(Source records):
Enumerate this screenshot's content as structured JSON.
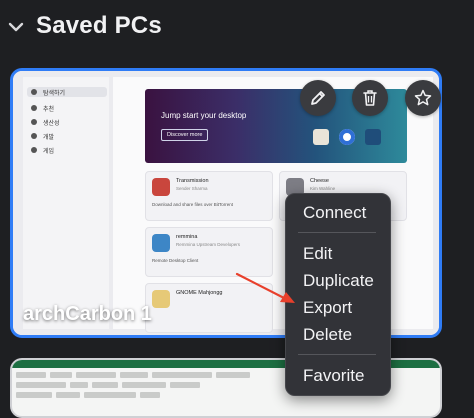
{
  "section": {
    "title": "Saved PCs",
    "collapse_icon": "chevron-down-icon"
  },
  "card": {
    "name": "archCarbon 1",
    "actions": [
      {
        "name": "edit",
        "icon": "pencil-icon"
      },
      {
        "name": "delete",
        "icon": "trash-icon"
      },
      {
        "name": "favorite",
        "icon": "star-icon"
      }
    ],
    "thumbnail": {
      "sidebar_items": [
        "탐색하기",
        "추천",
        "생산성",
        "개발",
        "게임"
      ],
      "banner_title": "Jump start your desktop",
      "banner_button": "Discover more",
      "apps": [
        {
          "name": "Transmission",
          "developer": "Sender Sharma",
          "description": "Download and share files over BitTorrent"
        },
        {
          "name": "Cheese",
          "developer": "Kim Wahline",
          "description": ""
        },
        {
          "name": "remmina",
          "developer": "Remmina Upstream Developers",
          "description": "Remote Desktop Client"
        },
        {
          "name": "GNOME Mahjongg",
          "developer": "",
          "description": ""
        }
      ]
    }
  },
  "context_menu": {
    "items": [
      "Connect",
      "Edit",
      "Duplicate",
      "Export",
      "Delete",
      "Favorite"
    ]
  },
  "colors": {
    "background": "#1e1f22",
    "selected_border": "#2f7cf6",
    "menu_bg": "#323338",
    "arrow": "#e8402c"
  }
}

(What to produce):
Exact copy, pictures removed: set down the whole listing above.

(Task solution):
Enumerate this screenshot's content as structured JSON.
{
  "section": {
    "title": "Saved PCs",
    "collapse_icon": "chevron-down-icon"
  },
  "card": {
    "name": "archCarbon 1",
    "actions": [
      {
        "name": "edit",
        "icon": "pencil-icon"
      },
      {
        "name": "delete",
        "icon": "trash-icon"
      },
      {
        "name": "favorite",
        "icon": "star-icon"
      }
    ],
    "thumbnail": {
      "sidebar_items": [
        "탐색하기",
        "추천",
        "생산성",
        "개발",
        "게임"
      ],
      "banner_title": "Jump start your desktop",
      "banner_button": "Discover more",
      "apps": [
        {
          "name": "Transmission",
          "developer": "Sender Sharma",
          "description": "Download and share files over BitTorrent"
        },
        {
          "name": "Cheese",
          "developer": "Kim Wahline",
          "description": ""
        },
        {
          "name": "remmina",
          "developer": "Remmina Upstream Developers",
          "description": "Remote Desktop Client"
        },
        {
          "name": "GNOME Mahjongg",
          "developer": "",
          "description": ""
        }
      ]
    }
  },
  "context_menu": {
    "items": [
      "Connect",
      "Edit",
      "Duplicate",
      "Export",
      "Delete",
      "Favorite"
    ]
  },
  "colors": {
    "background": "#1e1f22",
    "selected_border": "#2f7cf6",
    "menu_bg": "#323338",
    "arrow": "#e8402c"
  }
}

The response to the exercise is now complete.